No. 745

Like millions of other Americans, I have Type II diabetes. It may be hereditary, but all the sweets that Viola has made and I have consumed over the years did not help any, either. At this point later in life I am sentenced to medication, reading food labels and going to the fitness center two or three times each week to work out. I use that last term loosely. I forgot to mention, I also prick my finger each morning to take my blood sugar reading. So far I am making it fine. One thing I have found that works for me is more physical work, especially the out-in-the-yard variety. As a hobby I have decided to do something that I have never had much interest in before. I am starting a “backyard nursery” to grow plants.
It’s a lot of fun, and that rake, shovel and wheelbarrow routine is doing wonders for my sugar level.
One of the things that I needed for my project is a used fish tank or aquarium to make a homemade propagation box to root cuttings. That’s another story. I could have gone to the pet store and purchased a new one, but often they can be found at yard sales if you stumble onto one, but you would miss a lot of the fun and be out a few extra dollars. I am not a yard sale person, but a friend told me that I may find one at the St. Joseph Flea Market, which is really the purpose for this column.
We have a large Catholic community here, and each year they have a fund raising bazaar that helps support the church, their schools, and other projects in the community. While we are not Catholic, we have a lot of friends who are and I have a deep respect for the values they hold dear and practice in their daily lives, especially the work ethic. I can tell you from first-hand knowledge that these people “work” and that’s one of the reasons you will find most of them very successful.
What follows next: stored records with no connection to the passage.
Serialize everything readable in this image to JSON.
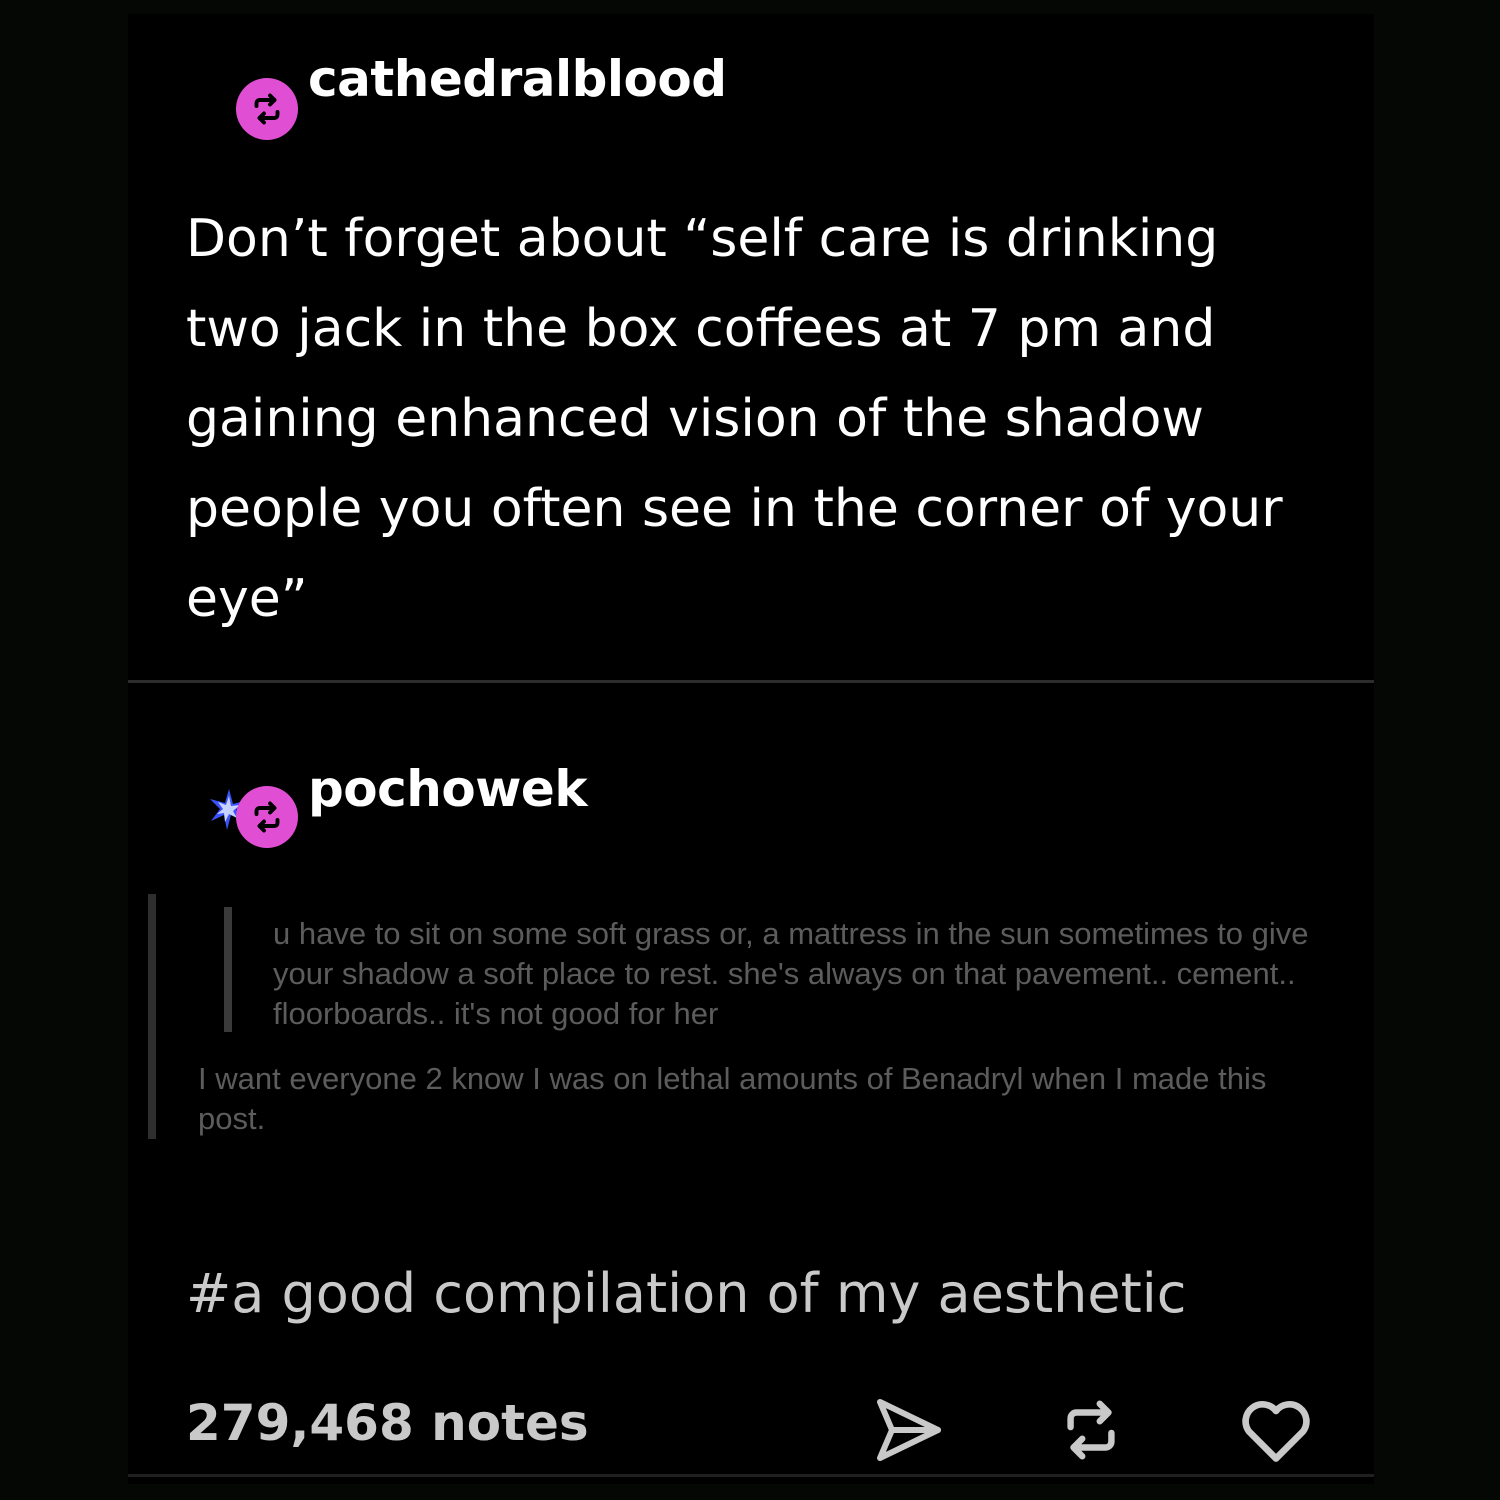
{
  "colors": {
    "background": "#000000",
    "avatar": "#e04fd3",
    "divider": "#2c2c2c",
    "primary_text": "#ffffff",
    "muted_text": "#5c5c5c",
    "footer_text": "#c9c9c9",
    "sparkle": "#3a53ff"
  },
  "posts": [
    {
      "username": "cathedralblood",
      "avatar_icon": "reblog-icon",
      "body": "Don’t forget about “self care is drinking two jack in the box coffees at 7 pm and gaining enhanced vision of the shadow people you often see in the corner of your eye”"
    },
    {
      "username": "pochowek",
      "avatar_icon": "reblog-icon",
      "avatar_decoration": "sparkle-icon",
      "quote": "u have to sit on some soft grass or, a mattress in the sun sometimes to give your shadow a soft place to rest. she's always on that pavement.. cement.. floorboards.. it's not good for her",
      "reply": "I want everyone 2 know I was on lethal amounts of Benadryl when I made this post."
    }
  ],
  "tags": [
    "#a good compilation of my aesthetic"
  ],
  "footer": {
    "notes": "279,468 notes",
    "actions": [
      "share-icon",
      "reblog-icon",
      "heart-icon"
    ]
  }
}
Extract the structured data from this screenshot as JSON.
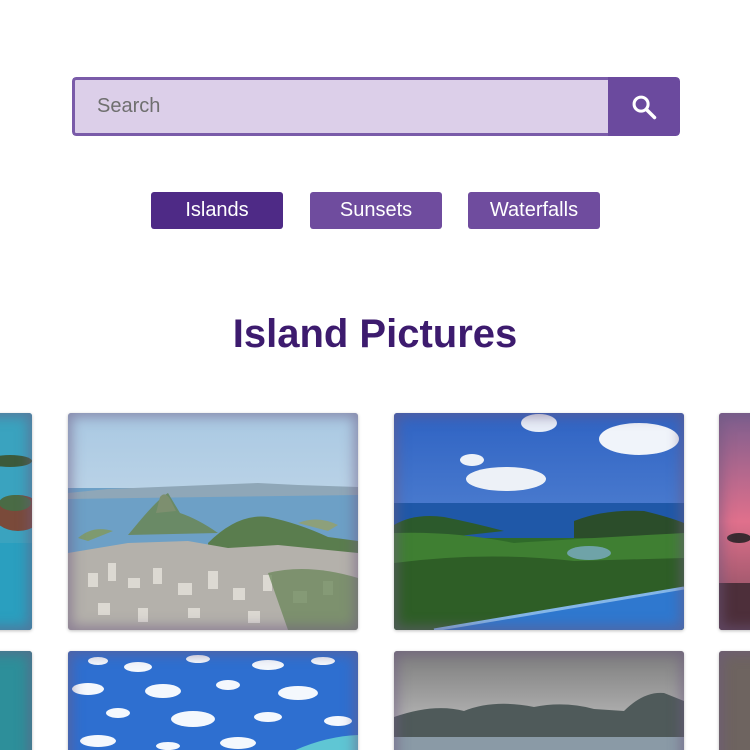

One of the features that the St. Joseph Bazaar has had in past years is a flea market, where you can find most anything you need, all the way from A to Z. The flea market has been a real success and, after the bazaar each year, they would have tons of things left over to store for the following year.
I don’t know how the decision came about, but they now have the flea market open the year around. They have all kinds of stuff, and the price is right. Now, here is what I observed when I went down to purchase that used fish tank that I mentioned earlier. First, the flea market is staffed by all volunteers, members of the church, who are “giving back,” a favorite theme of mine. I had made a phone call and talked with Helen Kordsmeier, whose family has been around our community for several decades. She told me that she was a regular reader of my column, and that they did have a used fish tank, for the tidy sum of $10. I told her to hold it and I would be along to pick it up.
When I got there the first person I met was Bill Hegeman, former general manager of the city’s utility and a pillar of our community, who was there as a volunteer. After a warm greeting from Bill, I asked to meet and visit with Helen Kordsmeier. She was in a back room sorting the various items that were donated, to be placed on the shelves for sale. She showed me two different piles she was working on, one that was for “recycling” and the other to become merchandise.
She said, “We are keeping all of this out of the landfill and with today’s economy a lot of people are struggling, and can’t even afford to buy most of these items at Walmart.”
Every community needs an all-volunteer flea market, like this one.
(EDITOR'S NOTE: Jim Davidson is a public speaker and syndicated columnist. You may contact him at 2 Bentley Drive, Conway, AR 72034. To begin a bookcase literacy project visit You won’t go wrong helping a needy child.)